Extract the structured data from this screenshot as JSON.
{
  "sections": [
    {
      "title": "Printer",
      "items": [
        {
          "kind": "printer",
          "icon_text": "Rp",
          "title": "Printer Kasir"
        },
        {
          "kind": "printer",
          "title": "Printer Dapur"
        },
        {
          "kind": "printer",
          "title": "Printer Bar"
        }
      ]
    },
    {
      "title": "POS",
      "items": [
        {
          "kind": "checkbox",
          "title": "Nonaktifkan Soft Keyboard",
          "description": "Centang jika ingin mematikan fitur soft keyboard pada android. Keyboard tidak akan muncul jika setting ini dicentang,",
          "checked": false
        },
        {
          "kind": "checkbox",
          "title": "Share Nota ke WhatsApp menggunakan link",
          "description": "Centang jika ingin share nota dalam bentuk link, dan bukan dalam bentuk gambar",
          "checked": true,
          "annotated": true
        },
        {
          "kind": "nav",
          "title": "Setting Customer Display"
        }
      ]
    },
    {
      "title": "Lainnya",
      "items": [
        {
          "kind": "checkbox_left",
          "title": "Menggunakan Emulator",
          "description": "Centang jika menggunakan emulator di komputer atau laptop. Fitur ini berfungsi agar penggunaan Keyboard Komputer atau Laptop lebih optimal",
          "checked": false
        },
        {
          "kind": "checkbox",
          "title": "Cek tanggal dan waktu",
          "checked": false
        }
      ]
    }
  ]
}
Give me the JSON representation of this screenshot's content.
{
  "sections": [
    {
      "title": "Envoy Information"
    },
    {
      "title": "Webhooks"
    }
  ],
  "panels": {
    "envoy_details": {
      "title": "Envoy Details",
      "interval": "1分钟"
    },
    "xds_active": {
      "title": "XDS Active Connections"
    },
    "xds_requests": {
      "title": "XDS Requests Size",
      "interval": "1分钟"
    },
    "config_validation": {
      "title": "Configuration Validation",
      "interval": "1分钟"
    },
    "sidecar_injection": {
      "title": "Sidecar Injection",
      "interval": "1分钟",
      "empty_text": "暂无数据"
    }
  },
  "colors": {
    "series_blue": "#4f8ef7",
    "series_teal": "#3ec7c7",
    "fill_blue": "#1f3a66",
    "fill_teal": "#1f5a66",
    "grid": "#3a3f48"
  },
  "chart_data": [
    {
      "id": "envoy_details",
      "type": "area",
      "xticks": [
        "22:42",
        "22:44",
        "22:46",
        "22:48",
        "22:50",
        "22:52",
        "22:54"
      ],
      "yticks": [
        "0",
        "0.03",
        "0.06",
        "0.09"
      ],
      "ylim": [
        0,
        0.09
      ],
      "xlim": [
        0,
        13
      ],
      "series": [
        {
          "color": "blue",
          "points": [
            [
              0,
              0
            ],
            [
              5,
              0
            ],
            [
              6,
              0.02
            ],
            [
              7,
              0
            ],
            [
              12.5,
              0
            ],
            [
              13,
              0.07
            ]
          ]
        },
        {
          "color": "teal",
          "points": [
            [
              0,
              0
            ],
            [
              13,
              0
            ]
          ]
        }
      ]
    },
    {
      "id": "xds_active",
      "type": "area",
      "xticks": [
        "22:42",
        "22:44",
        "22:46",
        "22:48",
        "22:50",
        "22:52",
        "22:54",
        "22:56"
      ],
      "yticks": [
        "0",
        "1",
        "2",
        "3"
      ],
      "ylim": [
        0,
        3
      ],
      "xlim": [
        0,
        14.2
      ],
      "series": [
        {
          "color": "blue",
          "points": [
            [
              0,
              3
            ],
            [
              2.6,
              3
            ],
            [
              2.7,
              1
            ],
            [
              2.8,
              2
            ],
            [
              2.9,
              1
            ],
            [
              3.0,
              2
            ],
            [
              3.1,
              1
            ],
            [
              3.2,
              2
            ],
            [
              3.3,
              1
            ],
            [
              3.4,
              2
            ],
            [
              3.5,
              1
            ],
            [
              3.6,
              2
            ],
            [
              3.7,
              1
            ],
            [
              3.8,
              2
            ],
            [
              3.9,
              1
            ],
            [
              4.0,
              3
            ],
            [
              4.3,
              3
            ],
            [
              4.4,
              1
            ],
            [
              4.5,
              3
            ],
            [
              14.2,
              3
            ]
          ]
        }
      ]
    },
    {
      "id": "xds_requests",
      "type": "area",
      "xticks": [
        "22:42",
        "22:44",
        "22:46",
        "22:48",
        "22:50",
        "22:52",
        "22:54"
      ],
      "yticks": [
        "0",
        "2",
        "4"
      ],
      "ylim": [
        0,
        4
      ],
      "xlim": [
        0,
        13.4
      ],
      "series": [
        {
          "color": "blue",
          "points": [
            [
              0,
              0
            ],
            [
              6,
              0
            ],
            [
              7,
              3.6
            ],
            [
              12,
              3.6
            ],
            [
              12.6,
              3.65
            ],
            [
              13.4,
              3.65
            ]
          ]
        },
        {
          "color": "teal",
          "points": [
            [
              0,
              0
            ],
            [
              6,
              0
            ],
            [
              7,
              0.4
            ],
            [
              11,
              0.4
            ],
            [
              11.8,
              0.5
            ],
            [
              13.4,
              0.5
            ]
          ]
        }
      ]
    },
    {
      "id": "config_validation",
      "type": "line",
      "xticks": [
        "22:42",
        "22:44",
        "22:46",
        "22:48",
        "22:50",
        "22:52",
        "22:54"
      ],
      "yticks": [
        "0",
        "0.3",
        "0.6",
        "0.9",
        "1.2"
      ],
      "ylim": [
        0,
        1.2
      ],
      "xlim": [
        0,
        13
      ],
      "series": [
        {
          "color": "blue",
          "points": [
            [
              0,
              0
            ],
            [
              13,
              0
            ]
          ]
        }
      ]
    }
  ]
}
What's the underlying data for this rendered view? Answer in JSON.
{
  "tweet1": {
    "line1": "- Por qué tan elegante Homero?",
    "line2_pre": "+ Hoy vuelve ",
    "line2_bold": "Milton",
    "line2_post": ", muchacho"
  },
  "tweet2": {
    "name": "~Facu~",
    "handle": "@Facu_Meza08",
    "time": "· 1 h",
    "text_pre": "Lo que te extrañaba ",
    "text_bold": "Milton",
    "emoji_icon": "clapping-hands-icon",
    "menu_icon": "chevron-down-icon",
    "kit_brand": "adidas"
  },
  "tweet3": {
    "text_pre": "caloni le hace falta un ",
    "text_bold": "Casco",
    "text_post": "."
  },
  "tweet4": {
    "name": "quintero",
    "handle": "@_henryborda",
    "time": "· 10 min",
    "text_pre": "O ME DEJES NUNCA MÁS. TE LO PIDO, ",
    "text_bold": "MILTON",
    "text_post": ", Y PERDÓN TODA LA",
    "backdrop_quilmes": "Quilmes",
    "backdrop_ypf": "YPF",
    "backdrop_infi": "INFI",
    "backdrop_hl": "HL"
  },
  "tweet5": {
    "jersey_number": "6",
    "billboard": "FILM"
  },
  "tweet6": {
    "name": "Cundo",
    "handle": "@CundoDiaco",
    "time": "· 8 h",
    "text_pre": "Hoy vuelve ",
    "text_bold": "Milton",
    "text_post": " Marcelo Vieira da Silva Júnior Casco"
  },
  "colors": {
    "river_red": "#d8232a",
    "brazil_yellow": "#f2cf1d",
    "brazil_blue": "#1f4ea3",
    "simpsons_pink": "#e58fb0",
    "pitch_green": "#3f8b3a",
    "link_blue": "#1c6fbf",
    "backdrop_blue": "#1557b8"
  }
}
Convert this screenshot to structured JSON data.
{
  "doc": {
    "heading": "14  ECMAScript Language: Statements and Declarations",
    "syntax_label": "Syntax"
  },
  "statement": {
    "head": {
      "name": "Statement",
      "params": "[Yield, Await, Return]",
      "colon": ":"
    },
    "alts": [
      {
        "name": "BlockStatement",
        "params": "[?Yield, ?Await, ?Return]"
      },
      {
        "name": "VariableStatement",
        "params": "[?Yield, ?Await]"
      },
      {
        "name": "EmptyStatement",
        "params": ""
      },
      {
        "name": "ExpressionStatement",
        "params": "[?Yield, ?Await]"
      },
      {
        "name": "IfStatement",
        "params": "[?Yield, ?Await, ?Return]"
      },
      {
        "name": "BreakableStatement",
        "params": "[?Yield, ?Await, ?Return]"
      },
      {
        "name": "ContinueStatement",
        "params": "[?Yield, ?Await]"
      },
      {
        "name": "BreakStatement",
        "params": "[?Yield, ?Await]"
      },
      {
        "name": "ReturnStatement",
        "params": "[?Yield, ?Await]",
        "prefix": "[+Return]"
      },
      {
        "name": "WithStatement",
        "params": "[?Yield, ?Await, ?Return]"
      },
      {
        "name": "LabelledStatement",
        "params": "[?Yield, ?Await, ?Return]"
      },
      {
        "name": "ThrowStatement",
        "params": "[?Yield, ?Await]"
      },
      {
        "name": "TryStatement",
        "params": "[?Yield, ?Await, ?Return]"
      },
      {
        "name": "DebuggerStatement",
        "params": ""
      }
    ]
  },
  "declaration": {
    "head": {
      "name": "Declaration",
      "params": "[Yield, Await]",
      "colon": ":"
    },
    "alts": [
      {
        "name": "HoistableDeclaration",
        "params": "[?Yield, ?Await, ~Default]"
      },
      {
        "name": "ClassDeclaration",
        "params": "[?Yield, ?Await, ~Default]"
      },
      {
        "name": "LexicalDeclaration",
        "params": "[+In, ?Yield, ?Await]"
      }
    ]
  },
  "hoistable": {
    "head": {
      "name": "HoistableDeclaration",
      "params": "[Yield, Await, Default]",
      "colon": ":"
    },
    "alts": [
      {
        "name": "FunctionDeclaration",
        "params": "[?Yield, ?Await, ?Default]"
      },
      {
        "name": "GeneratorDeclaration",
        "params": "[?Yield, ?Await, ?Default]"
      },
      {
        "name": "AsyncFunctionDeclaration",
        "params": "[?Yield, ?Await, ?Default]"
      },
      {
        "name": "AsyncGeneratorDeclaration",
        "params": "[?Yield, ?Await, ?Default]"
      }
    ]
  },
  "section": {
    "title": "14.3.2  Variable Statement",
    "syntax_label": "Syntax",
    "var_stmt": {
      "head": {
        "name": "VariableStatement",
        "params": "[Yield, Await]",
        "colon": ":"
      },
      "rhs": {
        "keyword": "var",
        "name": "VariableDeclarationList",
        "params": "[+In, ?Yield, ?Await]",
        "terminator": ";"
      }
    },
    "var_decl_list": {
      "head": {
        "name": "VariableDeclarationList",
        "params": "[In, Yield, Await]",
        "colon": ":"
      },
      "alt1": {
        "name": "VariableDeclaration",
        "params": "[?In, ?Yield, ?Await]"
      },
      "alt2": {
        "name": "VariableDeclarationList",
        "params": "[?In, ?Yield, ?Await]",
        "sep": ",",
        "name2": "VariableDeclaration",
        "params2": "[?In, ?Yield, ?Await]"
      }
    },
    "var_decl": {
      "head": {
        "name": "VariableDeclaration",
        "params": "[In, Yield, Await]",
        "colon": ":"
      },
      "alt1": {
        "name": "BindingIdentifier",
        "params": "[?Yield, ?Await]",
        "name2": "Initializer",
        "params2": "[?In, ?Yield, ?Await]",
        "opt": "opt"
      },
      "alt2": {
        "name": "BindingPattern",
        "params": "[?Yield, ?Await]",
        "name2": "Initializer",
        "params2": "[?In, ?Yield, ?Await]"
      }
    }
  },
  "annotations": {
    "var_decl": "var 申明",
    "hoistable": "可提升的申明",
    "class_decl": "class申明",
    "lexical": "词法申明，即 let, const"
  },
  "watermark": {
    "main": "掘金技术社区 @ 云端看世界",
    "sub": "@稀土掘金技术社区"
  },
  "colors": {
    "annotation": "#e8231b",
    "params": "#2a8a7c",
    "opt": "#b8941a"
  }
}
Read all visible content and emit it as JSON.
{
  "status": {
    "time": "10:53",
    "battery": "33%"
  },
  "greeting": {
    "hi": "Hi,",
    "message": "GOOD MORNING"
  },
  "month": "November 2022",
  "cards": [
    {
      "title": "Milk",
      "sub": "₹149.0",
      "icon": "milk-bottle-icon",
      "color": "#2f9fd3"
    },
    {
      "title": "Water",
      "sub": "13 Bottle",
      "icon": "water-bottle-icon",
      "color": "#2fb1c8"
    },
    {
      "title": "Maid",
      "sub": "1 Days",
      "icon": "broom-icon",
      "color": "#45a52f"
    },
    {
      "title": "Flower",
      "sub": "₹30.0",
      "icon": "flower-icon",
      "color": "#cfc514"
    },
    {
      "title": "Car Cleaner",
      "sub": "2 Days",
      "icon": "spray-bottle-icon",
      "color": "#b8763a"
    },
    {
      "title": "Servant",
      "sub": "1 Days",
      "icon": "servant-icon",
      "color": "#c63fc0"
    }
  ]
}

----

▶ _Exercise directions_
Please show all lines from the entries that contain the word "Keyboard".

▶ _Task output_
          "title": "Nonaktifkan Soft Keyboard",
          "description": "Centang jika ingin mematikan fitur soft keyboard pada android. Keyboard tidak akan muncul jika setting ini dicentang,",
          "description": "Centang jika menggunakan emulator di komputer atau laptop. Fitur ini berfungsi agar penggunaan Keyboard Komputer atau Laptop lebih optimal",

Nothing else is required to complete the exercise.